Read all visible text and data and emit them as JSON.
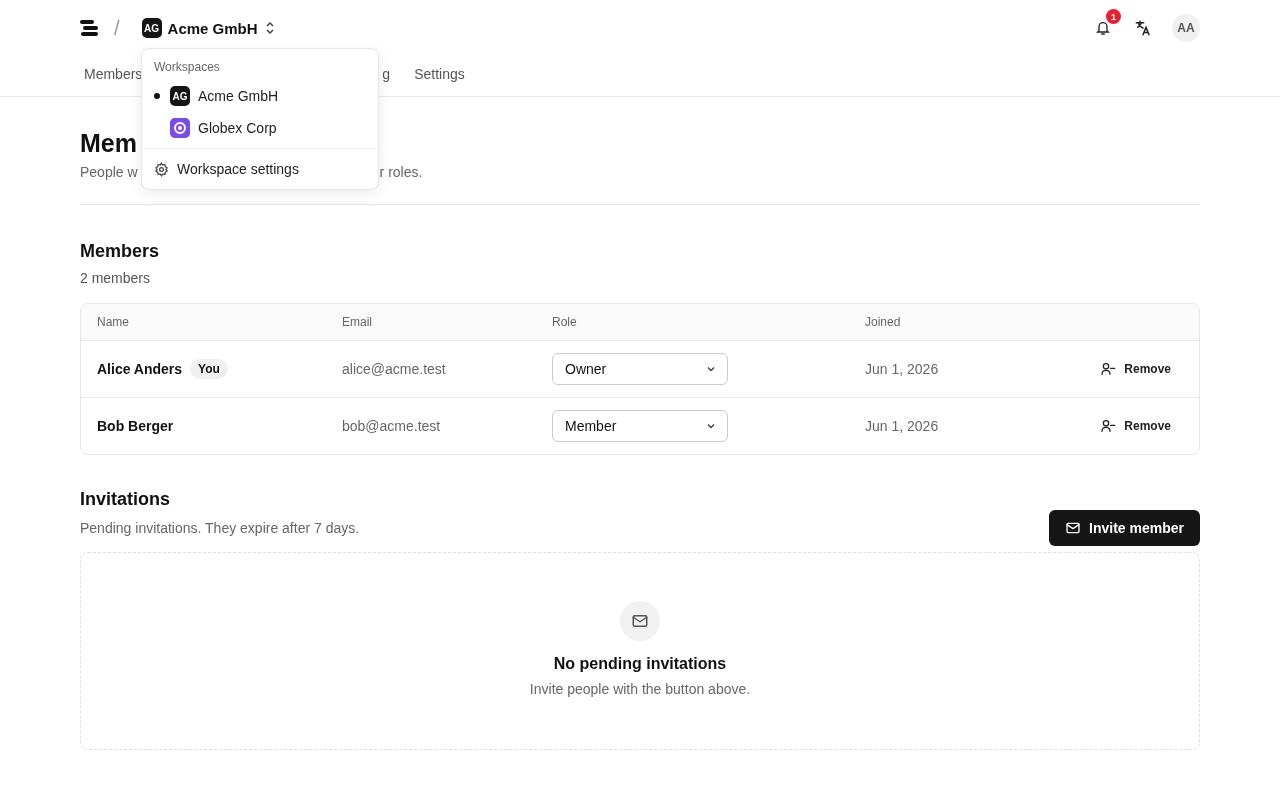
{
  "topbar": {
    "separator": "/",
    "workspace": {
      "initials": "AG",
      "name": "Acme GmbH"
    },
    "notifications": {
      "count": "1"
    },
    "avatar": "AA"
  },
  "tabs": [
    {
      "label": "Members"
    },
    {
      "label": "g"
    },
    {
      "label": "Settings"
    }
  ],
  "workspace_menu": {
    "heading": "Workspaces",
    "items": [
      {
        "kind": "initials",
        "initials": "AG",
        "name": "Acme GmbH",
        "selected": true
      },
      {
        "kind": "logo",
        "name": "Globex Corp",
        "selected": false
      }
    ],
    "settings": "Workspace settings"
  },
  "page": {
    "title": "Mem",
    "subtitle_parts": [
      "People w",
      "r roles."
    ]
  },
  "members": {
    "title": "Members",
    "count": "2 members",
    "columns": [
      "Name",
      "Email",
      "Role",
      "Joined"
    ],
    "rows": [
      {
        "name": "Alice Anders",
        "badge": "You",
        "email": "alice@acme.test",
        "role": "Owner",
        "joined": "Jun 1, 2026",
        "action": "Remove"
      },
      {
        "name": "Bob Berger",
        "email": "bob@acme.test",
        "role": "Member",
        "joined": "Jun 1, 2026",
        "action": "Remove"
      }
    ]
  },
  "invitations": {
    "title": "Invitations",
    "subtitle": "Pending invitations. They expire after 7 days.",
    "button": "Invite member",
    "empty_title": "No pending invitations",
    "empty_text": "Invite people with the button above."
  }
}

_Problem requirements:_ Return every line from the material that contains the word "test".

_Worked solution:_
        "email": "alice@acme.test",
        "email": "bob@acme.test",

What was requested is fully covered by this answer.